Esteban is one of those creative individuals who captivates our propensity for deep thought and deep revelry. As an architect, he and his firm BNKR Arquitectura develop large civic projects throughout Mexico, like an Olympic velodrome in Culiacan, Sinaloa, and 200-unit student housing complex in Cholula, Puebla. To date our two favorite BNKR projects are the Sunset Chapel in Acapulco and the Galleries of the Polyforum Cultural Siqueiros in Mexico City. In the band, Chikita Violenta, Esteban plays guitar. We like that in the same month, we can dance to Chikita music til the AM at the Mercury Lounge in the L.E.S and take thoughtful DF walking tours with our architect friend.
Place of Birth: Mexico City
Parents Place of Birth: Mexico City
Occupation/ Aspiration: Architect and Musician
Describe a typical day:
Get up at 6am, exercise for one hour, bath, breakfast, ride my bike to my office, meetings with clients, project revisions, lunch, back to afternoon meetings, late afternoon rehearsals with my band, ride my bike home, a Jack Daniels on the rocks, spend some time with my wife and daughter, dinner watching a TV series, sleep…
Which neighborhood do you live in and why?
I live in Condesa. It is one of the only neighborhoods you can appreciate as a pedestrian and bike rider. It has two of the nicest parks and is filled with restaurants, libraries, bars, galleries and cafes. Whatever you want, it is in walking distance (something not very common in one of the biggest cities in the world).
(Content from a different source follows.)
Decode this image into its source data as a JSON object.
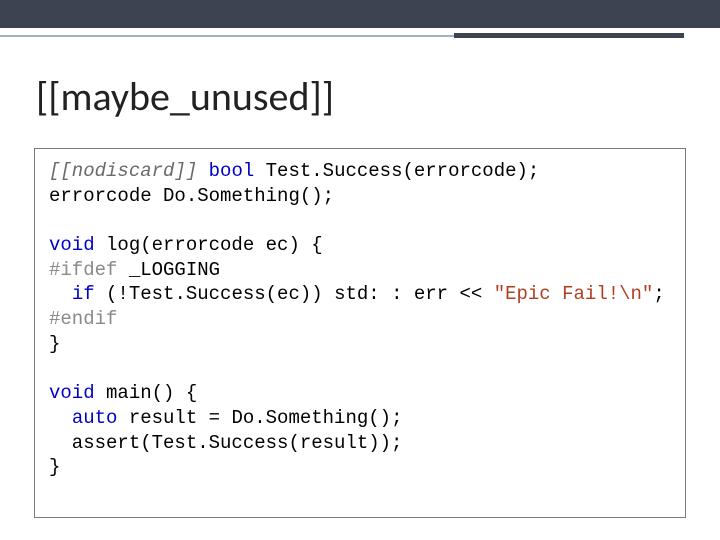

How do you help make Mexico City a better place to live?
First, by not using a car. It´s been now four years since I´ve taken my bike everywhere in an attempt to prove that you really don´t need a car in such a big city. I easily travel 15 km to a meeting, a distance most people think too far to use a bicycle. Second, I have a special branch in my office dedicated to research. One of the projects we are currently developing is the exploitation of underused space in Mexico City in order to transform it into living spaces. Mexico City is in desperate demand for new habitable spaces and the obvious solution is to continue to expand the urban sprawl. This project tries to revert this as it focuses on identifying residual spaces in the city to transform them into potential living spaces.
Share the best piece of advice you have been given.
Don´t be afraid to go out on a limb. It´s where all the fruit is.” -Shirley MacLaine.
Where did you go to school? What did you study?
I studied Architecture at the Universidad Iberoamericana in Mexico City.
What was your first source of inspiration in your professional career?
The first architect that lit a flame inside of me was Luis Barragan. Through his vision I learned what space, geometry, light, and color really meant in architecture. I also acquired from him his love for nature and gardens. The word serenity took a profound meaning in me after visiting his buildings.
Who is your favorite thinker? Paul Valery.
Name a Mexican you admire. Mario Pani.
Share a secret nook in DF and NY where you like to hide or escape to?
In DF, El Espacio Ecultórico in the UNAM. A volcanic rock garden contained by an architectural element. It was not conceived by a single mind, but rather by a group of artists/architects including Mathias Goeritz and Luis Barragan. In NY, The High Line, one of the best examples of the transformation of residual spaces in the city into public space/linear park by Diller+Scofidio+Renfro.